The terrible plague of 2020 began last February and thereby launched the single worst year of our lives — a pandemic that will likely continue in a very real and suffocating sense for another four or six or (God help us) eight months or even (good God, please no) into the fall of ’21.

I just want it fully understood that there’s nothing the least bit funny about 2020. There can never be anything funny about 2020…ever ever ever. Not sardonically, bitterly, obliquely or ironically…2020 and the word “funny” will always be separated by vast oceans and deserts and mountain chains.

I thought I had it bad when I was a kid — little did I know. My despair and depression years began when I was six or thereabouts, or when I began attending Devil’s Island grade school. Junior and senior high were even worse.

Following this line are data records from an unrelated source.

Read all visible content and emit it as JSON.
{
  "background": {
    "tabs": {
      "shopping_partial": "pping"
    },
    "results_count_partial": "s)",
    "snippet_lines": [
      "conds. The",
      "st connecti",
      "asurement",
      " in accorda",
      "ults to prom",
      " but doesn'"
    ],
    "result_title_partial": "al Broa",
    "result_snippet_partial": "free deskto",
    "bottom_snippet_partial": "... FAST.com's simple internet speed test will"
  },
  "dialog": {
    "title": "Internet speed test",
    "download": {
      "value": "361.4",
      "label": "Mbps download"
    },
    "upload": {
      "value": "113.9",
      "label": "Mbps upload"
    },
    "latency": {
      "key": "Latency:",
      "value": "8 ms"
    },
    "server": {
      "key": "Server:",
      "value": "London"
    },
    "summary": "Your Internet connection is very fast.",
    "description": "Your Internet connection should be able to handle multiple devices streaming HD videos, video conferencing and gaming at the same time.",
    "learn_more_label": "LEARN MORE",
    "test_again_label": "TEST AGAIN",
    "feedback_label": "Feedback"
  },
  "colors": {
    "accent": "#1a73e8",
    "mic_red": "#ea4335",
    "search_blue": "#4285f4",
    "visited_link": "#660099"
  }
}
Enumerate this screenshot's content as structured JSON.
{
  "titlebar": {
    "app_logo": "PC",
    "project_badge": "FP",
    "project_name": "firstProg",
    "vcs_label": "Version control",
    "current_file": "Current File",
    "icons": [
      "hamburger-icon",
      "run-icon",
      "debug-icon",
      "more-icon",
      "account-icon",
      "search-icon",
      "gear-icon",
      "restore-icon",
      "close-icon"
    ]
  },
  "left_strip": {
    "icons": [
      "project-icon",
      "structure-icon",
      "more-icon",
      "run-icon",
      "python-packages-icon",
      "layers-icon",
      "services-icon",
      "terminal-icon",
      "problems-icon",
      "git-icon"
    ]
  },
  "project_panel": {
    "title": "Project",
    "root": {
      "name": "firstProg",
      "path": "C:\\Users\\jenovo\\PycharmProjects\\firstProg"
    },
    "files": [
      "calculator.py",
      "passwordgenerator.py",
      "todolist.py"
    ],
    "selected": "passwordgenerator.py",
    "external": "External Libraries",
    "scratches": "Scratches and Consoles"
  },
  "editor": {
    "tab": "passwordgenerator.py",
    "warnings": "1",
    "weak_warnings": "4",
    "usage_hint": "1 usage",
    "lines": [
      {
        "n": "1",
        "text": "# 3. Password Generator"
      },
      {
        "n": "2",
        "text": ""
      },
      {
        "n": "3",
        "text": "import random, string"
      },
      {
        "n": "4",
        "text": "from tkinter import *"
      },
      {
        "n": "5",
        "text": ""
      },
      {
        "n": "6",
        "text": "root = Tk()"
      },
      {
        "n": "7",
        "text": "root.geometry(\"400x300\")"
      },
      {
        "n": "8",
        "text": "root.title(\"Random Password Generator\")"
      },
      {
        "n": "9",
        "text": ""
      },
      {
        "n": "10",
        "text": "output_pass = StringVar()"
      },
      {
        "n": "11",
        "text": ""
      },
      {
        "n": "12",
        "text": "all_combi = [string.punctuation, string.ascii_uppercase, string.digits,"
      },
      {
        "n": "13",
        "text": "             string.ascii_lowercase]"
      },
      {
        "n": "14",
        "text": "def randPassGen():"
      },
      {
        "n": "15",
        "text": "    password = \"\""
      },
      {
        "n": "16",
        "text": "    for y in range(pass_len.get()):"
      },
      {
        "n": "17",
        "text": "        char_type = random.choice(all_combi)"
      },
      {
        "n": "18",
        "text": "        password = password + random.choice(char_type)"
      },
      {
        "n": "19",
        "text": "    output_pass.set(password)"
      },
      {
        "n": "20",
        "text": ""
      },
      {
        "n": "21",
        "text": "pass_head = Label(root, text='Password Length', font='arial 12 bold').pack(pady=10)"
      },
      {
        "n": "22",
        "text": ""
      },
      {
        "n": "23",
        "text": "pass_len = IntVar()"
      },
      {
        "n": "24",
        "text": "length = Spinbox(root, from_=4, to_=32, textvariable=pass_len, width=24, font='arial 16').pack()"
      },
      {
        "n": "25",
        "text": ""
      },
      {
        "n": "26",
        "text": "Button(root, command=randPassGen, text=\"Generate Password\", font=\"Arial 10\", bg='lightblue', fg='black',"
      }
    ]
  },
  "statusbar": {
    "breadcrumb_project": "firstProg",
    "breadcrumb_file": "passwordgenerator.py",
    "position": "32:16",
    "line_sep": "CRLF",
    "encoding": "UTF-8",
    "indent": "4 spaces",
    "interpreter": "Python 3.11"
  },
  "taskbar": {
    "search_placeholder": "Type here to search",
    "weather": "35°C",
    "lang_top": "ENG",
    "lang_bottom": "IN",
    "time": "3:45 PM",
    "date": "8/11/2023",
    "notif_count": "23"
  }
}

Save for the fantasy release of TV and especially movies as well as books I actually wanted to read (Robert Benchley, Charles Dickens, Ernest Hemingway, Joseph Conrad) as opposed to ones I was forced to read in school, my life was a miserable gulag existence until I hit my early 20s, and even then it mildly sucked until I finally got going as a writer in my mid to late 20s.

The “happy” years, as they were, began sometime in the early ’80s, and then the kids came along in the late ’80s. And then the ’91 divorce and the in-and-out, up-and-down adventures of the ’90s, and then things dramatically improved when the column began in ’98, and then came the HE peak years — 2005 to 2017.

And then came the age of woke persecution and Khmer Rouge re-education, and the lugging of heavy sacks of salt and coal and trudging barefoot through the snow with nothing to keep me warm but the hot breath of the Cossacks.

Life will never be a walk in the park and will always be subject to the usual swings of luck and fate, but before last February I’d never begun to even imagine such profound feelings of stillborn lethargy and empty purgatory, such a paralyzing state of oddly levitating nothingness, as I came to know when the pandemic settled in big-time last March. My soul didn’t “die” exactly, but it stopped vibrating. Life, as I had known it for so many decades, stopped.

Nearly all of us feel the same way, I presume. What an awful draining thing to live through. Okay, not as bad as the Black Death that afflicted Europe for seven or eight years (1346 to 1353) but still…

Here’s another way of putting it.